It didn’t help when, for the second time in three weeks, shortstop Jean Segura didn’t run hard on a batted ball. On June 3, Segura didn’t run on an infield pop-up that eventually resulted in a season-ending injury to Andrew McCutchen. On Wednesday during the second game of a doubleheader, Segura weakly hit a Max Scherzer pitch to shallow left-center that wasn’t caught. Because he was watching the ball rather than running hard, he had to hold up after a wide turn around first base.

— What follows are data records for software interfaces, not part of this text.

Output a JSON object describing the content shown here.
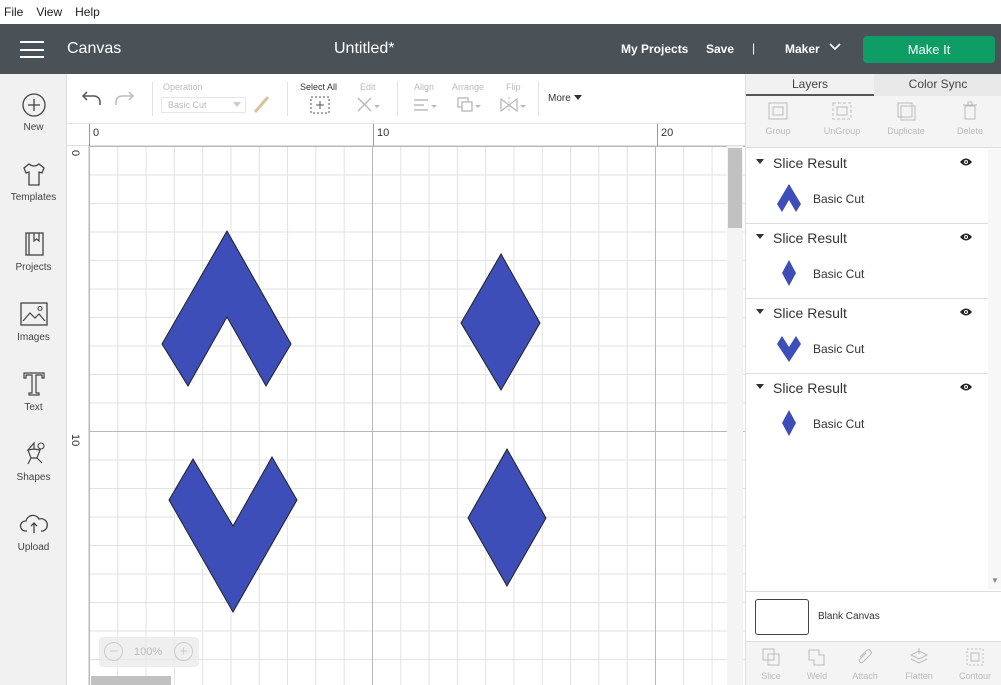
{
  "menu": {
    "file": "File",
    "view": "View",
    "help": "Help"
  },
  "header": {
    "app_name": "Canvas",
    "doc_title": "Untitled*",
    "my_projects": "My Projects",
    "save": "Save",
    "separator": "|",
    "machine": "Maker",
    "make_it": "Make It",
    "make_it_color": "#0f9d66",
    "bg_color": "#4a5258"
  },
  "sidebar": {
    "items": [
      {
        "label": "New",
        "icon": "plus-circle-icon"
      },
      {
        "label": "Templates",
        "icon": "tshirt-icon"
      },
      {
        "label": "Projects",
        "icon": "book-icon"
      },
      {
        "label": "Images",
        "icon": "image-icon"
      },
      {
        "label": "Text",
        "icon": "text-t-icon"
      },
      {
        "label": "Shapes",
        "icon": "shapes-icon"
      },
      {
        "label": "Upload",
        "icon": "cloud-upload-icon"
      }
    ]
  },
  "toolbar": {
    "operation_label": "Operation",
    "operation_value": "Basic Cut",
    "select_all": "Select All",
    "edit": "Edit",
    "align": "Align",
    "arrange": "Arrange",
    "flip": "Flip",
    "more": "More"
  },
  "rulers": {
    "top": [
      "0",
      "10",
      "20"
    ],
    "left": [
      "0",
      "10"
    ]
  },
  "zoom": {
    "value": "100%",
    "minus": "−",
    "plus": "+"
  },
  "panel": {
    "tabs": [
      "Layers",
      "Color Sync"
    ],
    "actions": [
      "Group",
      "UnGroup",
      "Duplicate",
      "Delete"
    ],
    "groups": [
      {
        "name": "Slice Result",
        "layer": "Basic Cut",
        "shape": "chevron-up"
      },
      {
        "name": "Slice Result",
        "layer": "Basic Cut",
        "shape": "diamond"
      },
      {
        "name": "Slice Result",
        "layer": "Basic Cut",
        "shape": "chevron-down"
      },
      {
        "name": "Slice Result",
        "layer": "Basic Cut",
        "shape": "diamond"
      }
    ],
    "blank_canvas": "Blank Canvas",
    "bottom_actions": [
      "Slice",
      "Weld",
      "Attach",
      "Flatten",
      "Contour"
    ]
  },
  "colors": {
    "shape_fill": "#3d4eb8",
    "shape_stroke": "#222222"
  }
}
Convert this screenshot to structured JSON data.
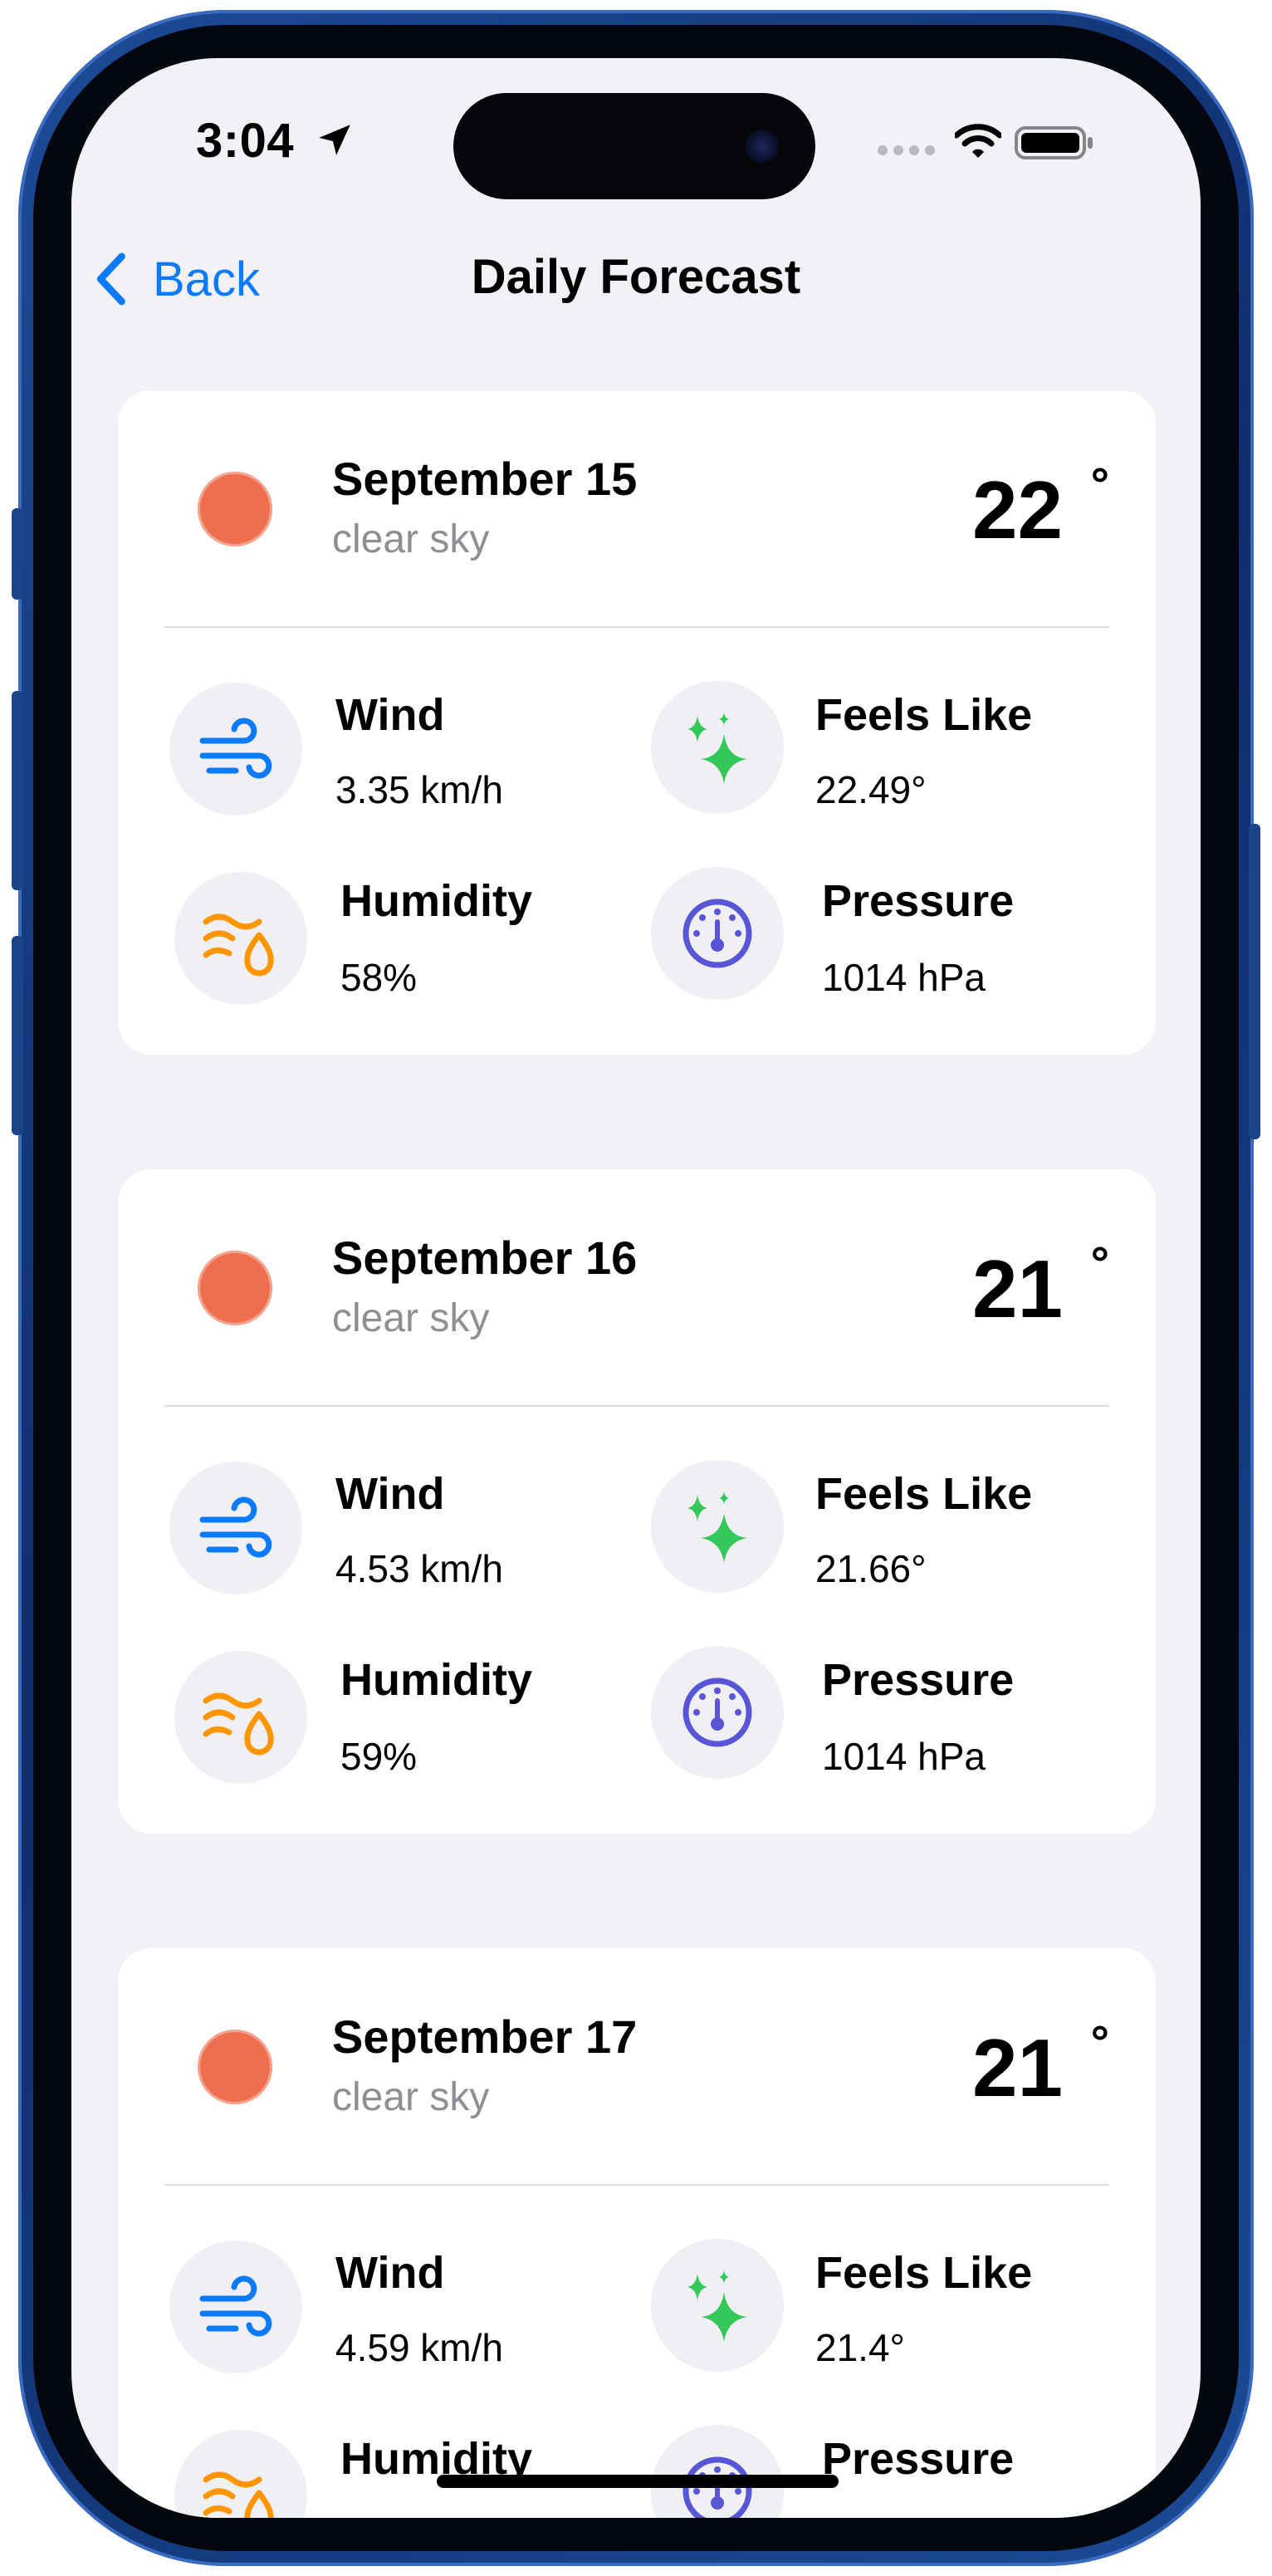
{
  "status_bar": {
    "time": "3:04"
  },
  "nav": {
    "back_label": "Back",
    "title": "Daily Forecast"
  },
  "colors": {
    "accent": "#0a7aff",
    "sun": "#ee6f4e",
    "wind": "#0a7aff",
    "feels_like": "#34c759",
    "humidity": "#ff9500",
    "pressure": "#5856d6"
  },
  "metric_labels": {
    "wind": "Wind",
    "feels_like": "Feels Like",
    "humidity": "Humidity",
    "pressure": "Pressure"
  },
  "forecast": [
    {
      "date": "September 15",
      "description": "clear sky",
      "temp": "22",
      "degree_symbol": "°",
      "wind": "3.35 km/h",
      "feels_like": "22.49°",
      "humidity": "58%",
      "pressure": "1014 hPa"
    },
    {
      "date": "September 16",
      "description": "clear sky",
      "temp": "21",
      "degree_symbol": "°",
      "wind": "4.53 km/h",
      "feels_like": "21.66°",
      "humidity": "59%",
      "pressure": "1014 hPa"
    },
    {
      "date": "September 17",
      "description": "clear sky",
      "temp": "21",
      "degree_symbol": "°",
      "wind": "4.59 km/h",
      "feels_like": "21.4°"
    }
  ]
}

To the surprise of many, Segura wasn’t pulled from the game despite the lack of effort. To the even further surprise of many, manager Gabe Kapler included Segura in Thursday’s lineup against the Nationals, which has otherwise been thoroughly reshuffled. Per Scott Lauber of The Philadelphia Inquirer, Kapler said, “Jean is one of our eight best players. I don’t think taking one of our eight best players and our shortstop out of our lineup is what’s best for the Philadelphia Phillies.”

Kapler said he had a long talk with Segura. “I told him that we’re going to address not just him but other players in the clubhouse and we’re going to talk about the highest level of effort and talk about how we can’t win every night but we can win the game of give-a-[hoot] and be undefeated in that category. Then we can protect the Phillies by putting the best lineup together on a nightly basis and not think about making ourselves feel better by sending a message.”

Kapler hit the nail on the head with that last line. Benching Segura only makes fans and pundits feel better by punishing someone for a perceived transgression. But does it actually teach anything, and is it actually beneficial to the team? Maybe to the former, and no to the latter. Matt Winkelman of Baseball Prospectus brought up a great point on Twitter, writing, “The idea that punishment is the only way to solve a problem or change behavior is such a narrow minded idea.” People learn best in different ways. Some might respond well to punishment. Others may just need a good talking-to. It’s a case-by-case thing. Kapler is right to apply nuance to the situation.

So many of baseball’s long-held beliefs have fallen to the wayside in recent years. The idea that a player must always be punished for a lack of effort will hopefully be the next one to be taken out to the dumpster.